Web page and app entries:
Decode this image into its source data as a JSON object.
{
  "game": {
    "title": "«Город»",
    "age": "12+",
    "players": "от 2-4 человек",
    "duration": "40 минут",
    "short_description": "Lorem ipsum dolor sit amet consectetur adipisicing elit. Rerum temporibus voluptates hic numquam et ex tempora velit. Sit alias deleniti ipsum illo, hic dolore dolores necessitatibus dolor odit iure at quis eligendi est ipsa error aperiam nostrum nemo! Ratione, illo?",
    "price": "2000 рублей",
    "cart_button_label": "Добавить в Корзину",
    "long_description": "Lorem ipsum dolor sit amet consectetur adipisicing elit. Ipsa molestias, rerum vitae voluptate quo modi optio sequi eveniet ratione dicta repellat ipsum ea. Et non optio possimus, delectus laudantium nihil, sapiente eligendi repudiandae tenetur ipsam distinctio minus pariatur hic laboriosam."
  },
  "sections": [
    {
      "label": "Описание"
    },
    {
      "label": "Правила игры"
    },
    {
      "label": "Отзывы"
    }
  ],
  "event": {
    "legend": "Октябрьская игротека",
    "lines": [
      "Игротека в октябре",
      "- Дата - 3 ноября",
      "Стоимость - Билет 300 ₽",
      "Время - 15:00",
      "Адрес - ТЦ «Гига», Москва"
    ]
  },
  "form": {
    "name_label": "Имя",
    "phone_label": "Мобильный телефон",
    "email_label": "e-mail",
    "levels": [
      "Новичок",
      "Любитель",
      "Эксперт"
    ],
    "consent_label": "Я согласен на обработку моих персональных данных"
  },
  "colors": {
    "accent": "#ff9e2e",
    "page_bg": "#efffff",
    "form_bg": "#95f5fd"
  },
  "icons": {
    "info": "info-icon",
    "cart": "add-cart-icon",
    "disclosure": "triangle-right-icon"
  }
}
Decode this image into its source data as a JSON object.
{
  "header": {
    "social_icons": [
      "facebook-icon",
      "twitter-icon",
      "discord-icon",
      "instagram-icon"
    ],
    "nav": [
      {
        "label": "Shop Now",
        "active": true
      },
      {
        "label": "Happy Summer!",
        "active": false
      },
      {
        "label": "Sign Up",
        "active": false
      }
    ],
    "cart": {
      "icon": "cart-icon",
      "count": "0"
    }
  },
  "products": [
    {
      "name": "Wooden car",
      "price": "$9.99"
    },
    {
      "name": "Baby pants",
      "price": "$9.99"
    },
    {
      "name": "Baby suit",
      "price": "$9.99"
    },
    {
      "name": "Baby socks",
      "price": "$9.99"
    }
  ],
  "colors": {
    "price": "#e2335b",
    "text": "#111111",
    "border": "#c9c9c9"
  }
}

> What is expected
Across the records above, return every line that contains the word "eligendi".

> Written answer
    "short_description": "Lorem ipsum dolor sit amet consectetur adipisicing elit. Rerum temporibus voluptates hic numquam et ex tempora velit. Sit alias deleniti ipsum illo, hic dolore dolores necessitatibus dolor odit iure at quis eligendi est ipsa error aperiam nostrum nemo! Ratione, illo?",
    "long_description": "Lorem ipsum dolor sit amet consectetur adipisicing elit. Ipsa molestias, rerum vitae voluptate quo modi optio sequi eveniet ratione dicta repellat ipsum ea. Et non optio possimus, delectus laudantium nihil, sapiente eligendi repudiandae tenetur ipsam distinctio minus pariatur hic laboriosam."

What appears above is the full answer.